The purpose of this new blog is to help keep SPEA faculty, staff, students, and alumni up-to-date on school-related developments on the Bloomington campus. In addition, it is my hope that it will provide a forum for us to discuss ongoing issues we face in meeting our mission.
The plan is to provide an update every other week. The format of these updates will include the following elements: 1) My take on a particular big issue facing the school; 2) A highlight from a recent event or a profile of a can’t miss event; 4) A big number that captures a school-wide accomplishment or some aspect of our work that needs our attention; and 5) A shout-out to a member of the SPEA community that deserves special recognition. The format is flexible, so please suggest other aspects of SPEA-BL life that should be a point of focus.
This Week’s Big Issue
I am frequently asked “What is SPEA?” I suspect many of you are also asked the same question. The simple response “The School of Public and Environmental Affairs” almost always results in the following-up question: “What is that?”

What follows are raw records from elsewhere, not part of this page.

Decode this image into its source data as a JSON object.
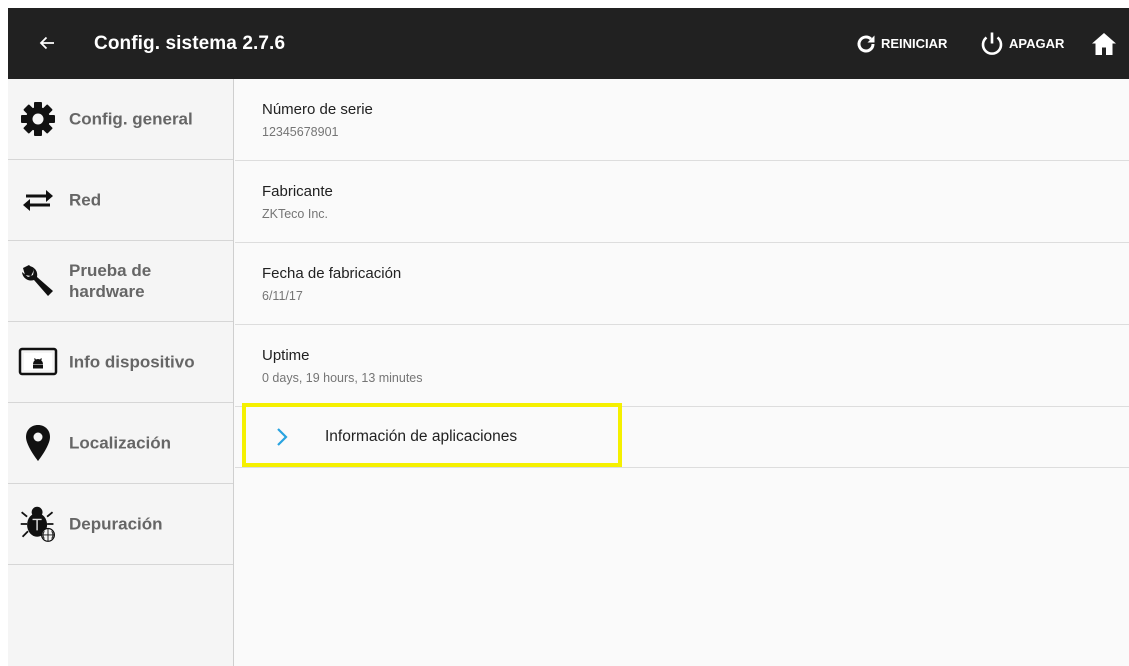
{
  "header": {
    "title": "Config. sistema 2.7.6",
    "reboot_label": "REINICIAR",
    "power_label": "APAGAR",
    "background_color": "#212121"
  },
  "sidebar": {
    "items": [
      {
        "label": "Config. general",
        "icon": "gear-icon"
      },
      {
        "label": "Red",
        "icon": "swap-arrows-icon"
      },
      {
        "label": "Prueba de hardware",
        "icon": "wrench-icon"
      },
      {
        "label": "Info dispositivo",
        "icon": "android-device-icon"
      },
      {
        "label": "Localización",
        "icon": "location-pin-icon"
      },
      {
        "label": "Depuración",
        "icon": "bug-icon"
      }
    ]
  },
  "content": {
    "rows": [
      {
        "title": "Número de serie",
        "value": "12345678901"
      },
      {
        "title": "Fabricante",
        "value": "ZKTeco Inc."
      },
      {
        "title": "Fecha de fabricación",
        "value": "6/11/17"
      },
      {
        "title": "Uptime",
        "value": "0 days, 19 hours, 13 minutes"
      }
    ],
    "apps_link": {
      "label": "Información de aplicaciones",
      "chevron_color": "#29a3e0"
    }
  },
  "highlight_color": "#f5f000"
}
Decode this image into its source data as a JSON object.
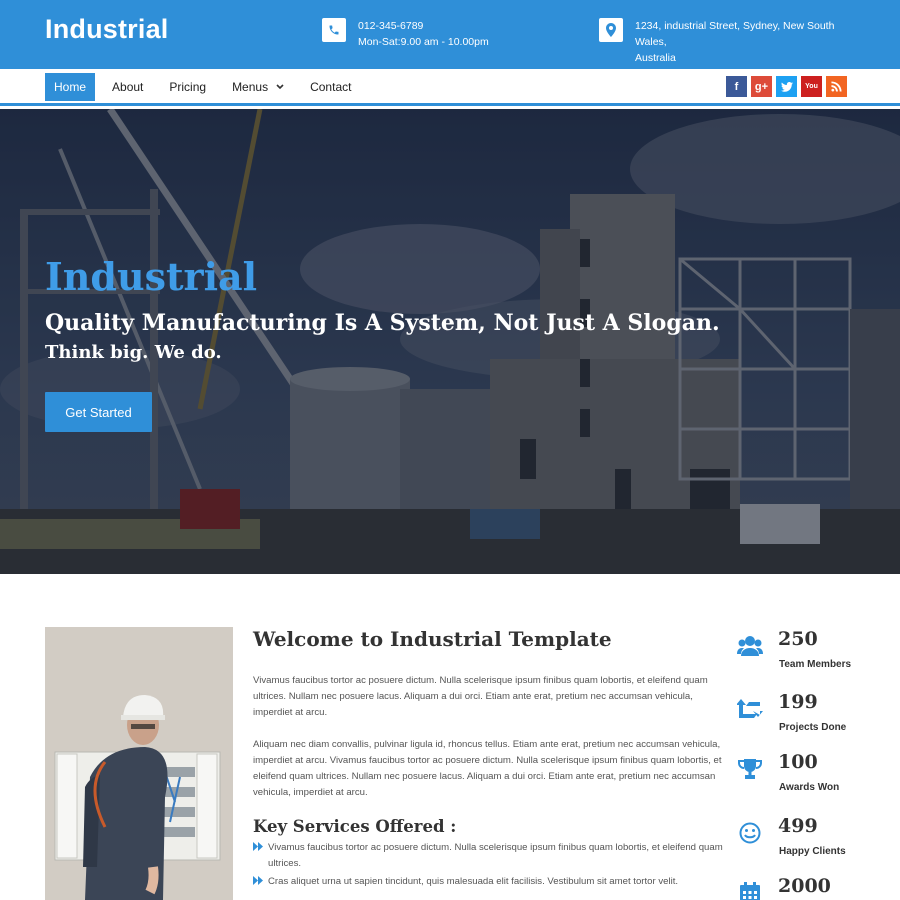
{
  "header": {
    "brand": "Industrial",
    "phone": "012-345-6789",
    "hours": "Mon-Sat:9.00 am - 10.00pm",
    "address_line1": "1234, industrial Street, Sydney, New South Wales,",
    "address_line2": "Australia"
  },
  "nav": {
    "items": [
      "Home",
      "About",
      "Pricing",
      "Menus",
      "Contact"
    ],
    "active": "Home",
    "dropdown_caret": "⌄"
  },
  "social": [
    {
      "name": "facebook",
      "glyph": "f",
      "color": "#3b5998"
    },
    {
      "name": "google-plus",
      "glyph": "g+",
      "color": "#dd4b39"
    },
    {
      "name": "twitter",
      "glyph": "t",
      "color": "#1da1f2"
    },
    {
      "name": "youtube",
      "glyph": "You",
      "color": "#cd201f"
    },
    {
      "name": "rss",
      "glyph": "rss",
      "color": "#f26522"
    }
  ],
  "hero": {
    "title": "Industrial",
    "subtitle": "Quality Manufacturing Is A System, Not Just A Slogan.",
    "tagline": "Think big. We do.",
    "button": "Get Started"
  },
  "welcome": {
    "title": "Welcome to Industrial Template",
    "para1": "Vivamus faucibus tortor ac posuere dictum. Nulla scelerisque ipsum finibus quam lobortis, et eleifend quam ultrices. Nullam nec posuere lacus. Aliquam a dui orci. Etiam ante erat, pretium nec accumsan vehicula, imperdiet at arcu.",
    "para2": "Aliquam nec diam convallis, pulvinar ligula id, rhoncus tellus. Etiam ante erat, pretium nec accumsan vehicula, imperdiet at arcu. Vivamus faucibus tortor ac posuere dictum. Nulla scelerisque ipsum finibus quam lobortis, et eleifend quam ultrices. Nullam nec posuere lacus. Aliquam a dui orci. Etiam ante erat, pretium nec accumsan vehicula, imperdiet at arcu.",
    "services_title": "Key Services Offered :",
    "services": [
      "Vivamus faucibus tortor ac posuere dictum. Nulla scelerisque ipsum finibus quam lobortis, et eleifend quam ultrices.",
      "Cras aliquet urna ut sapien tincidunt, quis malesuada elit facilisis. Vestibulum sit amet tortor velit."
    ]
  },
  "stats": [
    {
      "value": "250",
      "label": "Team Members",
      "icon": "users-icon"
    },
    {
      "value": "199",
      "label": "Projects Done",
      "icon": "retweet-icon"
    },
    {
      "value": "100",
      "label": "Awards Won",
      "icon": "trophy-icon"
    },
    {
      "value": "499",
      "label": "Happy Clients",
      "icon": "smile-icon"
    },
    {
      "value": "2000",
      "label": "",
      "icon": "calendar-icon"
    }
  ],
  "colors": {
    "primary": "#2f8fd8",
    "hero_title": "#3f9ce8"
  }
}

In November 1971, a proposal to create SPEA was submitted to the Indiana Commission on Higher Education. It stated that the goal of SPEA was to “establish a central focus for professional training and related research for the public sector of our economy….It will have a problem-solving, public service, and interdisciplinary character.” While this language describes our institutional origins and helps provide some context for the question “What is SPEA?”, it falls short of providing a meaningful description to many students, faculty and staff that are unfamiliar with what we do.
Some people think of SPEA as a school of government or a school of public policy. Clearly, some of the work we do is captured by this description but it fails to recognize the unique aspect of the school’s activities in environmental science, nonprofit management, and arts administration. Moreover, it gives the impression that we only work on matters relating to government, when many of our graduates are cultivating the knowledge and skills to launch careers that span the public, nonprofit, and private sectors.
Some think of SPEA as a school of the environment (or a school of natural resources). Clearly, this covers some of the activity/work that takes place in SPEA, but it falls short since it ignores the reality that most of our students and faculty work on topics that are largely unrelated to the environment.
Clearly, SPEA is an organization with many faces and we should embrace our intellectual and topical diversity. Perhaps there is no one correct response to the question: “What is SPEA?” Instead, I propose that the answer depends on who is asking the question. It would be short-sighted to give the same answer to a prospective student interested in public finance, and to a prospective student interested in environmental science or arts administration. These audiences have different frames of reference and we need to describe the School in terms that have meaning to the audience we are addressing. Moreover, SPEA’s vitality depends on its ability to re-shape itself as the landscape of modern life shifts from one topic or region of the country/globe to another. We do ourselves a disservice to force a single, uniform answer that is time invariant.
What’s Happening in SPEA Bloomington?
We have a number of very exciting guests scheduled to visit this fall and all are worthy of a closer look and your participation. A list of these events can be found at: https://onestart.iu.edu/ccl-prd/GroupCalendar.do?methodToCall=publicCalendar&pubCalId=GRP1558
I am particularly interested in an upcoming visit by Teresa Lubbers, the Indiana Commissioner for Higher Education. She will be visiting SPEA-BL during the afternoon of Friday, October 8th. The principal purpose of her visit is to speak at the first program of a new student group, the Education Policy Student Association (EDPOSA), which consists of graduate and undergraduate students across campus units who are interested in education policy issues.
Commissioner Lubbers will be available to hold an informal meeting for interested faculty on October 8th at 4 p.m. in the Dean’s Conference Room, where she will take questions from faculty and provide her perspective on the most important issues facing higher education at the state and national levels.
Teresa Lubbers became Indiana’s Commissioner for Higher Education in 2009, following a 17 year career in the Indiana State Senate. For more information on her background, here is a link to her professional biography: http://www.lubbersforsenate.com/biography.html
SPEA’s Big Number
This week’s big number for SPEA Bloomington is a record total number of full-time enrolled students in all of our educational programs: 2,030
Shout-Out to SPEA Bloomington
Please join me in congratulating Joseph Slaughterbeck, majoring in health administration at IU Bloomington, as a recipient of the Cox Fellowship Program. For more information about this prestigious award, please visit: http://newsinfo.iu.edu/news/page/normal/15755.html